_ASSIGNMENT_: Search the listing below for the word "Parlett" and copy each line where it appears.

═════ ENTRIES PROVIDED

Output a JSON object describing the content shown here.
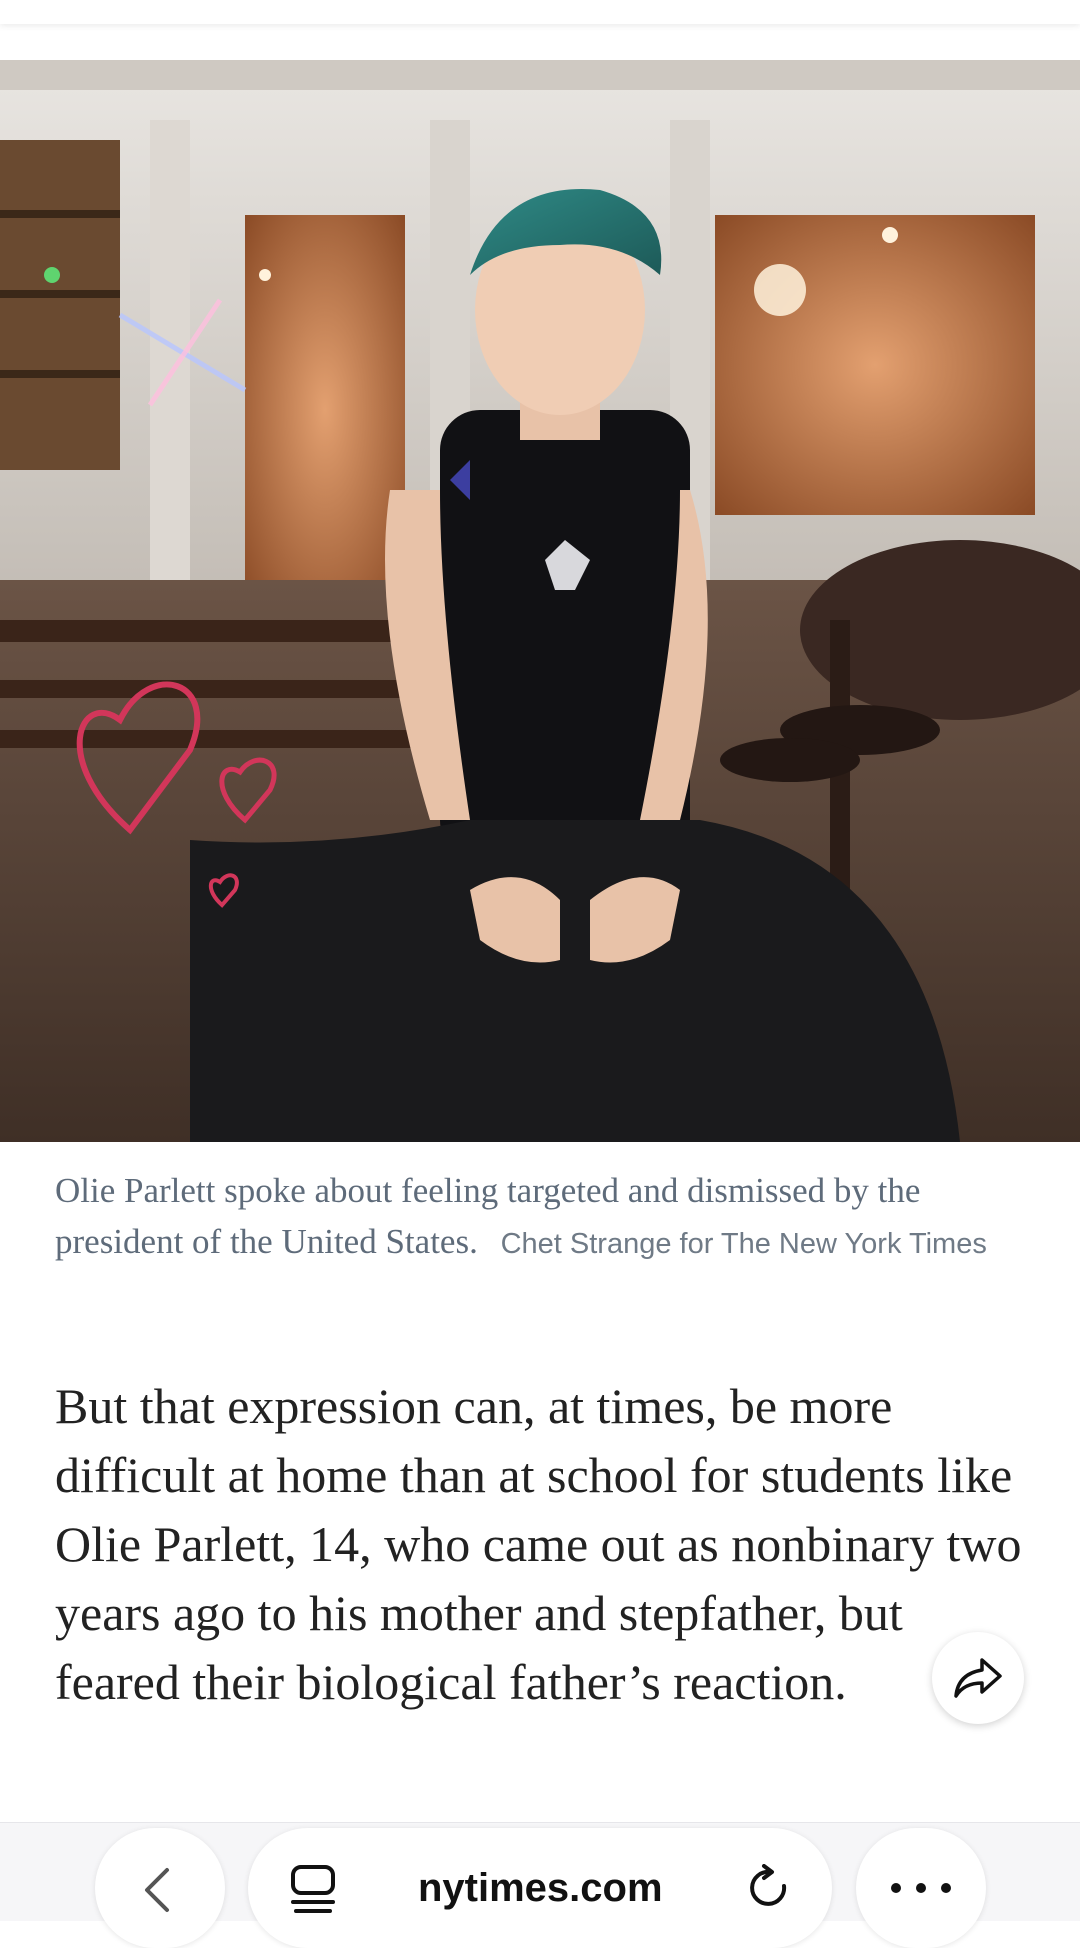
{
  "article": {
    "photo_alt": "Portrait photograph",
    "caption": "Olie Parlett spoke about feeling targeted and dismissed by the president of the United States.",
    "credit": "Chet Strange for The New York Times",
    "paragraph": "But that expression can, at times, be more difficult at home than at school for students like Olie Parlett, 14, who came out as nonbinary two years ago to his mother and stepfather, but feared their biological father’s reaction."
  },
  "browser": {
    "url": "nytimes.com",
    "icons": {
      "back": "chevron-left-icon",
      "tabs": "tabs-icon",
      "reload": "reload-icon",
      "more": "more-icon",
      "share": "share-icon"
    }
  },
  "colors": {
    "caption": "#5e6b7a",
    "body": "#222222",
    "heart": "#d2365a"
  }
}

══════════

_REPLY TO THE EXERCISE_:
    "caption": "Olie Parlett spoke about feeling targeted and dismissed by the president of the United States.",
    "paragraph": "But that expression can, at times, be more difficult at home than at school for students like Olie Parlett, 14, who came out as nonbinary two years ago to his mother and stepfather, but feared their biological father’s reaction."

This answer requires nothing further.